Copy out each line of the entries below in which the string "true" appears.

[Records from a collection]
***

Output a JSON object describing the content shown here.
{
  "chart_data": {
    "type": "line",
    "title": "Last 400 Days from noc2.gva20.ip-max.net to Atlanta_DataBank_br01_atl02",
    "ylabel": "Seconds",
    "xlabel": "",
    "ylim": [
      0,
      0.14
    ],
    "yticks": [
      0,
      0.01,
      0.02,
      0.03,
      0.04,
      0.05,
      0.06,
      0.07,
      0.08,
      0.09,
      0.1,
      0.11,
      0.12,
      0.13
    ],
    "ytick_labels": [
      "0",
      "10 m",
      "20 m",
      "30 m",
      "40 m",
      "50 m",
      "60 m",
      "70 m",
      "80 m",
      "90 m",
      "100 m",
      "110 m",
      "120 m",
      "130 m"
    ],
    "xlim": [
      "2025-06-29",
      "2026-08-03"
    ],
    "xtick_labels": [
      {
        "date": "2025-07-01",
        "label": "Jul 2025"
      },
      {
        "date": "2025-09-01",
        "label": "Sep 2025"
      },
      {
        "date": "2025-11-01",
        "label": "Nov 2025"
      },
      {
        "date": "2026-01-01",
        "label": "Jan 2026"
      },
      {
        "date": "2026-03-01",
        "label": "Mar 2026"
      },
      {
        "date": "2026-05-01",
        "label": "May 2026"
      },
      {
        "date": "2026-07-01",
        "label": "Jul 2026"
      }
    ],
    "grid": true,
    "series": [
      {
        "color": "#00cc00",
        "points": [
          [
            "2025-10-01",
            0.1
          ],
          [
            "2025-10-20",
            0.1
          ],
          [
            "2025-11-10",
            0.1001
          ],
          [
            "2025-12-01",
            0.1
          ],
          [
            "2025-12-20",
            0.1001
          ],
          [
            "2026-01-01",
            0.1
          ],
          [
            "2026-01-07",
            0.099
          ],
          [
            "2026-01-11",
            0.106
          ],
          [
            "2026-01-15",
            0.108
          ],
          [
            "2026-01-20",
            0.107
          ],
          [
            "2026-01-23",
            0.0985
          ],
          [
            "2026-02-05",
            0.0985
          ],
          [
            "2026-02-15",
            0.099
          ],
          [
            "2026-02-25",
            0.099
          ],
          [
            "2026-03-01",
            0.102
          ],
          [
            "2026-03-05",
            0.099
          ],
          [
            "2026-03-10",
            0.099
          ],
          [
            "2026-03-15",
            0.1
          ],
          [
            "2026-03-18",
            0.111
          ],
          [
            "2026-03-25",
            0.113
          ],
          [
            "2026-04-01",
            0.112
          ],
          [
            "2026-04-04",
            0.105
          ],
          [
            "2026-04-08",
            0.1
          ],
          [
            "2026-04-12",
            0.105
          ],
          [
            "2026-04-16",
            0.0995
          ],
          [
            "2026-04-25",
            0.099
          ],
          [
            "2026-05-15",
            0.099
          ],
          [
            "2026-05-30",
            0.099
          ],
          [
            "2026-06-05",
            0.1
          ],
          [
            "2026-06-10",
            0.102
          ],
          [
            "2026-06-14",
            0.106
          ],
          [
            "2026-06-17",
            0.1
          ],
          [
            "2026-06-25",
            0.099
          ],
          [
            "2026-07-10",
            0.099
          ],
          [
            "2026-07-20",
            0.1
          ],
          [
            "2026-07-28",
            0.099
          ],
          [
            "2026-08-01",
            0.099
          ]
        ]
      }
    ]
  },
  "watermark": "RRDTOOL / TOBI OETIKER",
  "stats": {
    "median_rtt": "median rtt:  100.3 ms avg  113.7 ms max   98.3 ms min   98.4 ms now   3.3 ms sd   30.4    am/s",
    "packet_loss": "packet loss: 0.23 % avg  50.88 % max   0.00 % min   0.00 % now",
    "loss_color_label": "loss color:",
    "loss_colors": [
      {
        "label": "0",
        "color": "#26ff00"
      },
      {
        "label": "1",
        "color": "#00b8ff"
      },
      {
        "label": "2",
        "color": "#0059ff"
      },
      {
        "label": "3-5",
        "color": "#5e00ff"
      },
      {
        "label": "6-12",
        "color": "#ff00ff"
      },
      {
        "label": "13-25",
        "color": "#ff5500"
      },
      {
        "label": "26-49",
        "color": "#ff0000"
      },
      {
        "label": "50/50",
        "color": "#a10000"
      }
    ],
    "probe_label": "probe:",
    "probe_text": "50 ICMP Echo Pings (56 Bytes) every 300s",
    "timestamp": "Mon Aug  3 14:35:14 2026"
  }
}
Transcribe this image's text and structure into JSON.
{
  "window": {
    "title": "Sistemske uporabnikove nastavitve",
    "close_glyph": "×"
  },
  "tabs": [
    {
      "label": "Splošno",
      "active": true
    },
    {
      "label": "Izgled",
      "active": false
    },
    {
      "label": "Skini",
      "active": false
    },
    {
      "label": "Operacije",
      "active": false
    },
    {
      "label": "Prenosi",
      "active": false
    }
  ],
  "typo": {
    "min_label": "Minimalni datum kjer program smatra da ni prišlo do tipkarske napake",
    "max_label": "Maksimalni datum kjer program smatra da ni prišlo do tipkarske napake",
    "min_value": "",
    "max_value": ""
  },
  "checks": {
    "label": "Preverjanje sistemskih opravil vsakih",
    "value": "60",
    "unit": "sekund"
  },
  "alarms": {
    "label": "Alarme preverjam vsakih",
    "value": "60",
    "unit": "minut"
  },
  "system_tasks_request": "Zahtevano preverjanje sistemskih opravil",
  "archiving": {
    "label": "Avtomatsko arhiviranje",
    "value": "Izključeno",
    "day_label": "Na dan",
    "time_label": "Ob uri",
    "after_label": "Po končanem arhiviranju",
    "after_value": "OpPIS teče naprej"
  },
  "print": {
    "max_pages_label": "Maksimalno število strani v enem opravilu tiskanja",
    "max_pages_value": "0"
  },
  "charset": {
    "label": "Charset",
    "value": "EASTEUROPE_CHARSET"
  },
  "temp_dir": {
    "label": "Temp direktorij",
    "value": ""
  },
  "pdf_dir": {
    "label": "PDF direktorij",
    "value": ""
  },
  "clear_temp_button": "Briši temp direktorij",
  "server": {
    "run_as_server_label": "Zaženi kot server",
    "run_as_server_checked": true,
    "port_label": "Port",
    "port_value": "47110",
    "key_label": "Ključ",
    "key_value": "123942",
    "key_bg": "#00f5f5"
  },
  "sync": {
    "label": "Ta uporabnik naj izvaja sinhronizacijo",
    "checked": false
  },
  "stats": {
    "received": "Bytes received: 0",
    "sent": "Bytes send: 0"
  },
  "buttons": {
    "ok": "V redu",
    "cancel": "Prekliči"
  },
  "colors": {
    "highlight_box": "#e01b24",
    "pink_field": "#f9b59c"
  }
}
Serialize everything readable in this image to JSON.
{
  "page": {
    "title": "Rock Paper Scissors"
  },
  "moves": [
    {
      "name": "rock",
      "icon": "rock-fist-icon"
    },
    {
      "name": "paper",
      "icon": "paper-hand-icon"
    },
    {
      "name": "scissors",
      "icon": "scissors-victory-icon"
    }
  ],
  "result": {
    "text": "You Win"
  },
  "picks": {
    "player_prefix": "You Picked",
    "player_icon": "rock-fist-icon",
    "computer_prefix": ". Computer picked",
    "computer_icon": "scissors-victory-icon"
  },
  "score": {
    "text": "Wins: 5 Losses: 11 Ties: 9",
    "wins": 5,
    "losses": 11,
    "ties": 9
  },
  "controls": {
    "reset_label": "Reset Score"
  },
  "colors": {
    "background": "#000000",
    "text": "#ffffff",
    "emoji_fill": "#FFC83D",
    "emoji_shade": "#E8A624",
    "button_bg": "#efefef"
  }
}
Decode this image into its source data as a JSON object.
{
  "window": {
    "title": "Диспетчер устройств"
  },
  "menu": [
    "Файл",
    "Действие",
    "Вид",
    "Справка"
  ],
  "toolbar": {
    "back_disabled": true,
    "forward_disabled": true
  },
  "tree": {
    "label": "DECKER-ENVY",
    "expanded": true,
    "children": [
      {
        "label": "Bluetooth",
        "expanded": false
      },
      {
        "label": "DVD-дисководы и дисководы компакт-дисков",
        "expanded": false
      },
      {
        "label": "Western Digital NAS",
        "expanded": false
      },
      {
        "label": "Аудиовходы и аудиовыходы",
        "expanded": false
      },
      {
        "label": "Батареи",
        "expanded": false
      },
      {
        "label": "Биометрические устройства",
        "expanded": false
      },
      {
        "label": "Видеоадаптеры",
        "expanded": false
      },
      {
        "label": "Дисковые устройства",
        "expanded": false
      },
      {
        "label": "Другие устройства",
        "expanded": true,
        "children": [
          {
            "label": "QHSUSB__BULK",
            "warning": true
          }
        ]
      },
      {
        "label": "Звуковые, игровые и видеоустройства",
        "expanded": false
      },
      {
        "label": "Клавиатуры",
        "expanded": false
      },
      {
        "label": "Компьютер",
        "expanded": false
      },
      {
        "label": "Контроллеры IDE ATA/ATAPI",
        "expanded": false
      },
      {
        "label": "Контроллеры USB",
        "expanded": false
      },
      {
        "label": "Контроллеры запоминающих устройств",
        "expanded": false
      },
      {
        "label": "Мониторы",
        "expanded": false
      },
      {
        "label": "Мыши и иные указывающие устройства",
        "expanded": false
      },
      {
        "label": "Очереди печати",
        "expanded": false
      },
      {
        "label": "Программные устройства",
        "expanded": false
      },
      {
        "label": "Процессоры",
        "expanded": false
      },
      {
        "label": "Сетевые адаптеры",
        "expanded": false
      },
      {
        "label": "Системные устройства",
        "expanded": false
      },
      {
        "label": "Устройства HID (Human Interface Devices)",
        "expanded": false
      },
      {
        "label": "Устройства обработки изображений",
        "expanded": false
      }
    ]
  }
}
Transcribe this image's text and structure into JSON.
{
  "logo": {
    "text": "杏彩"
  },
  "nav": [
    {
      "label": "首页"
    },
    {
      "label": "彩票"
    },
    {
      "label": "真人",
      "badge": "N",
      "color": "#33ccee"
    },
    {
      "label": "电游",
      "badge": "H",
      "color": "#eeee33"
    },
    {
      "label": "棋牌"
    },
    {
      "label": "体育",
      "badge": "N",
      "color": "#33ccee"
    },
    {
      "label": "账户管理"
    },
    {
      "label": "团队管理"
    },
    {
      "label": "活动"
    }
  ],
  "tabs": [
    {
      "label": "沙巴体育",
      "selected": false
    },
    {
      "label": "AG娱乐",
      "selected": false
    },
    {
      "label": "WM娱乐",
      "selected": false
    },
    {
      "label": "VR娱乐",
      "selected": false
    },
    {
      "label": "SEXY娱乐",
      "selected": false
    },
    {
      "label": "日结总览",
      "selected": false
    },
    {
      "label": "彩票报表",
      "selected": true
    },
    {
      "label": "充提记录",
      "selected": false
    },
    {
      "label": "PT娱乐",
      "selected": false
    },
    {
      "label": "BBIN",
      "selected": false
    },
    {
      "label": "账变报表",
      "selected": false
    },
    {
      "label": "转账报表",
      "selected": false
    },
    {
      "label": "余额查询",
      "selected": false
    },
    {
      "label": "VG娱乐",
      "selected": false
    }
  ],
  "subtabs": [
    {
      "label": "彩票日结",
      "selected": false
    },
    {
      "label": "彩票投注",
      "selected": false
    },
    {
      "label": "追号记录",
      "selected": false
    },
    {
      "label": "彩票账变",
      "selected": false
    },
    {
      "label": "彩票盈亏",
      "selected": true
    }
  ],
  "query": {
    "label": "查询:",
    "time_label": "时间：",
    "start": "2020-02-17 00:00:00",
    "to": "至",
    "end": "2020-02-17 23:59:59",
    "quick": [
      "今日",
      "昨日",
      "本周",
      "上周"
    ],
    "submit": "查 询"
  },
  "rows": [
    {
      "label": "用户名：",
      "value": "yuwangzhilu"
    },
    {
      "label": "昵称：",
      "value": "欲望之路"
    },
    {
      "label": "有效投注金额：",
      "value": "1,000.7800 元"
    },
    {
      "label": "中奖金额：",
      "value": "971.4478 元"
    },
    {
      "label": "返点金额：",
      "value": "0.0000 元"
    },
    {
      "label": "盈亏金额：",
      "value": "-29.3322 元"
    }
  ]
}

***

WRITTEN ANSWER:
    "grid": true,
      "active": true
    "run_as_server_checked": true,
    "back_disabled": true,
    "forward_disabled": true
    "expanded": true,
        "expanded": true,
            "warning": true
      "selected": true
      "selected": true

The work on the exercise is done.